From education and exploration to baseball and poetry, African Americans have made great contributions to our state and nation throughout Missouri history.
Some black Missourians were teachers, like James Milton Turner and John Berry Meachum. Others were mountain men and explorers, like James Beckwourth. One man, William Wells Brown, escaped slavery in St. Louis and became America’s first black novelist.
George Washington Carver, born a slave in Missouri, became a great scientist. He is known for his experiments with peanuts and sweet potatoes. Some Missouri slaves purchased their freedom. Elizabeth Keckly did this. Later she worked as a seamstress for First Lady Mary Todd Lincoln, wife of President Abraham Lincoln. Hiram Young purchased his freedom and started a business making yokes and wagons for settlers traveling westward. By 1860, he had one of the largest businesses in Jackson County.
During the 20th century, African Americans from Missouri made many cultural contributions. James Langston Hughes was born in Joplin; he later became a great American poet. Jazz musician William “Count” Basie, moved to Kansas City in the late 1920s and developed the Kansas City style of jazz. Satchel Paige, born in Alabama, became famous as a baseball player with the Kansas City Monarchs.

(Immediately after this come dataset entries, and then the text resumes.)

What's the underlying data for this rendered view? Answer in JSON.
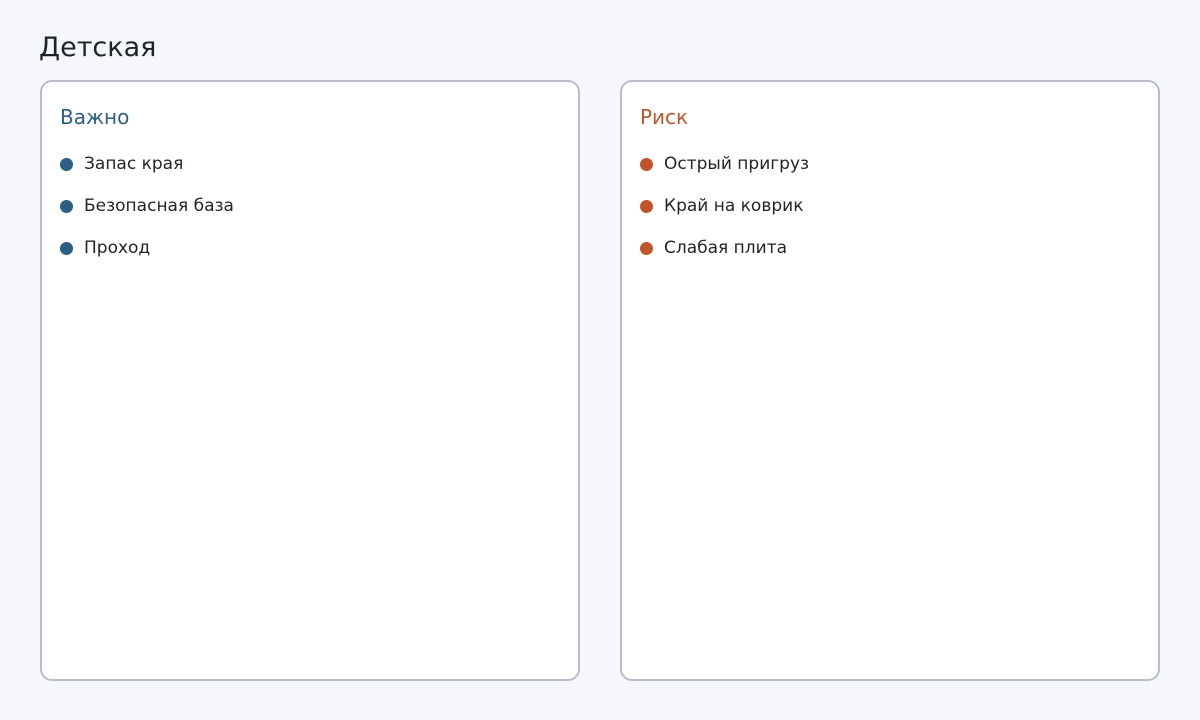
{
  "page": {
    "title": "Детская"
  },
  "panels": [
    {
      "title": "Важно",
      "accent": "#2b5f83",
      "items": [
        {
          "label": "Запас края",
          "icon": "dot-bullet-icon"
        },
        {
          "label": "Безопасная база",
          "icon": "dot-bullet-icon"
        },
        {
          "label": "Проход",
          "icon": "dot-bullet-icon"
        }
      ]
    },
    {
      "title": "Риск",
      "accent": "#c1542a",
      "items": [
        {
          "label": "Острый пригруз",
          "icon": "dot-bullet-icon"
        },
        {
          "label": "Край на коврик",
          "icon": "dot-bullet-icon"
        },
        {
          "label": "Слабая плита",
          "icon": "dot-bullet-icon"
        }
      ]
    }
  ]
}
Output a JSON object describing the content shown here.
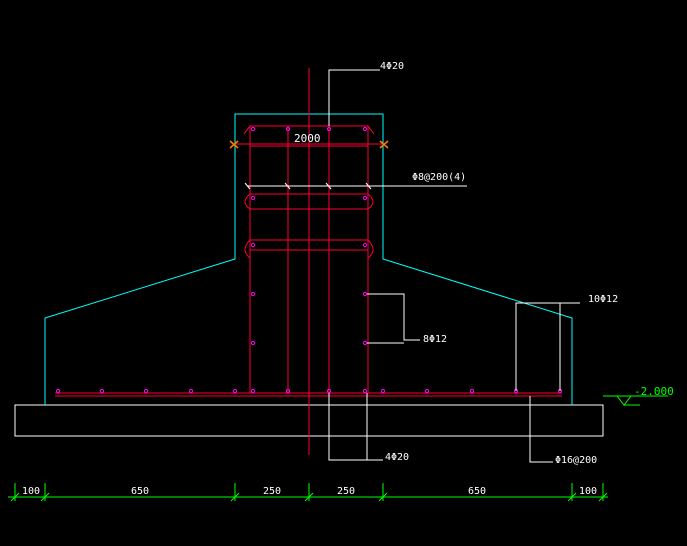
{
  "drawing": {
    "colors": {
      "background": "#000000",
      "concrete_outline": "#00ffff",
      "rebar": "#ff0033",
      "rebar_dot": "#ff00ff",
      "leader": "#ffffff",
      "dimension": "#00ff00",
      "center_line": "#ff0033",
      "marker": "#ff8000"
    },
    "labels": {
      "top_bars": "4Φ20",
      "bottom_bars": "4Φ20",
      "stirrup": "Φ8@200(4)",
      "side_bars": "8Φ12",
      "footing_bars": "10Φ12",
      "bottom_mesh": "Φ16@200",
      "section_width": "2000",
      "elevation": "-2.000"
    },
    "dimensions": [
      "100",
      "650",
      "250",
      "250",
      "650",
      "100"
    ]
  }
}
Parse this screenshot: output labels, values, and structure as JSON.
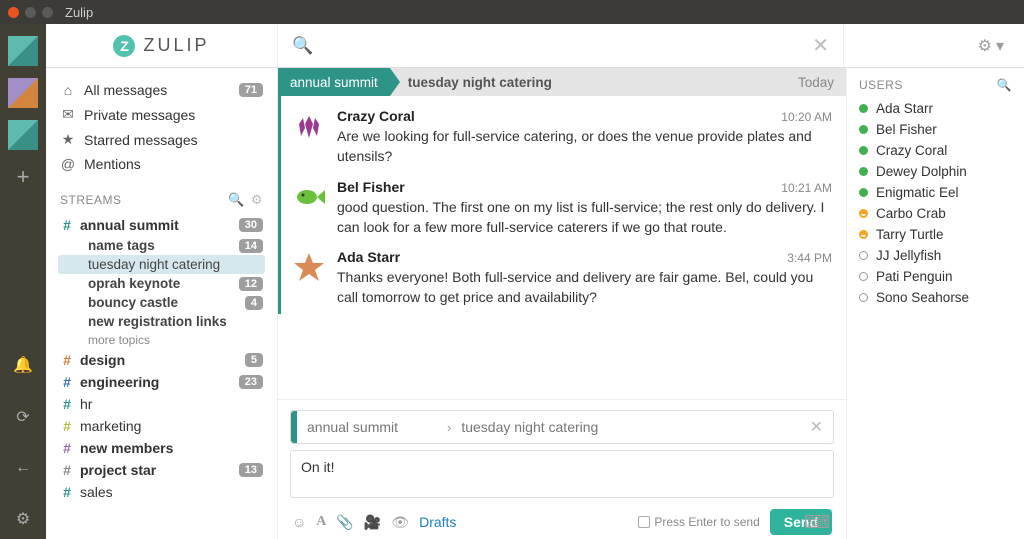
{
  "window": {
    "title": "Zulip"
  },
  "brand": "ZULIP",
  "search": {
    "placeholder": ""
  },
  "nav": {
    "all_messages": "All messages",
    "all_messages_badge": "71",
    "private": "Private messages",
    "starred": "Starred messages",
    "mentions": "Mentions"
  },
  "streams_label": "STREAMS",
  "streams": [
    {
      "name": "annual summit",
      "color": "#2e9488",
      "bold": true,
      "badge": "30",
      "topics": [
        {
          "name": "name tags",
          "bold": true,
          "badge": "14"
        },
        {
          "name": "tuesday night catering",
          "active": true
        },
        {
          "name": "oprah keynote",
          "bold": true,
          "badge": "12"
        },
        {
          "name": "bouncy castle",
          "bold": true,
          "badge": "4"
        },
        {
          "name": "new registration links",
          "bold": true
        }
      ],
      "more": "more topics"
    },
    {
      "name": "design",
      "color": "#d97b3d",
      "badge": "5",
      "bold": true
    },
    {
      "name": "engineering",
      "color": "#3b6fb5",
      "badge": "23",
      "bold": true
    },
    {
      "name": "hr",
      "color": "#2e9488"
    },
    {
      "name": "marketing",
      "color": "#b9be4a"
    },
    {
      "name": "new members",
      "color": "#8e6fae",
      "bold": true
    },
    {
      "name": "project star",
      "color": "#888",
      "badge": "13",
      "bold": true
    },
    {
      "name": "sales",
      "color": "#2e9488"
    }
  ],
  "thread": {
    "stream": "annual summit",
    "topic": "tuesday night catering",
    "date": "Today",
    "messages": [
      {
        "avatar": "coral",
        "name": "Crazy Coral",
        "time": "10:20 AM",
        "text": "Are we looking for full-service catering, or does the venue provide plates and utensils?"
      },
      {
        "avatar": "fish",
        "name": "Bel Fisher",
        "time": "10:21 AM",
        "text": "good question. The first one on my list is full-service; the rest only do delivery. I can look for a few more full-service caterers if we go that route."
      },
      {
        "avatar": "star",
        "name": "Ada Starr",
        "time": "3:44 PM",
        "text": "Thanks everyone! Both full-service and delivery are fair game. Bel, could you call tomorrow to get price and availability?"
      }
    ]
  },
  "compose": {
    "stream": "annual summit",
    "topic": "tuesday night catering",
    "body": "On it!",
    "drafts": "Drafts",
    "press_enter": "Press Enter to send",
    "send": "Send"
  },
  "users_label": "USERS",
  "users": [
    {
      "name": "Ada Starr",
      "status": "online"
    },
    {
      "name": "Bel Fisher",
      "status": "online"
    },
    {
      "name": "Crazy Coral",
      "status": "online"
    },
    {
      "name": "Dewey Dolphin",
      "status": "online"
    },
    {
      "name": "Enigmatic Eel",
      "status": "online"
    },
    {
      "name": "Carbo Crab",
      "status": "away"
    },
    {
      "name": "Tarry Turtle",
      "status": "away"
    },
    {
      "name": "JJ Jellyfish",
      "status": "offline"
    },
    {
      "name": "Pati Penguin",
      "status": "offline"
    },
    {
      "name": "Sono Seahorse",
      "status": "offline"
    }
  ]
}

The Missouri State Archives, a division of the Office of the Secretary of State, holds many original historical records that help us understand the lives of black Missourians during the 19th and 20th centuries.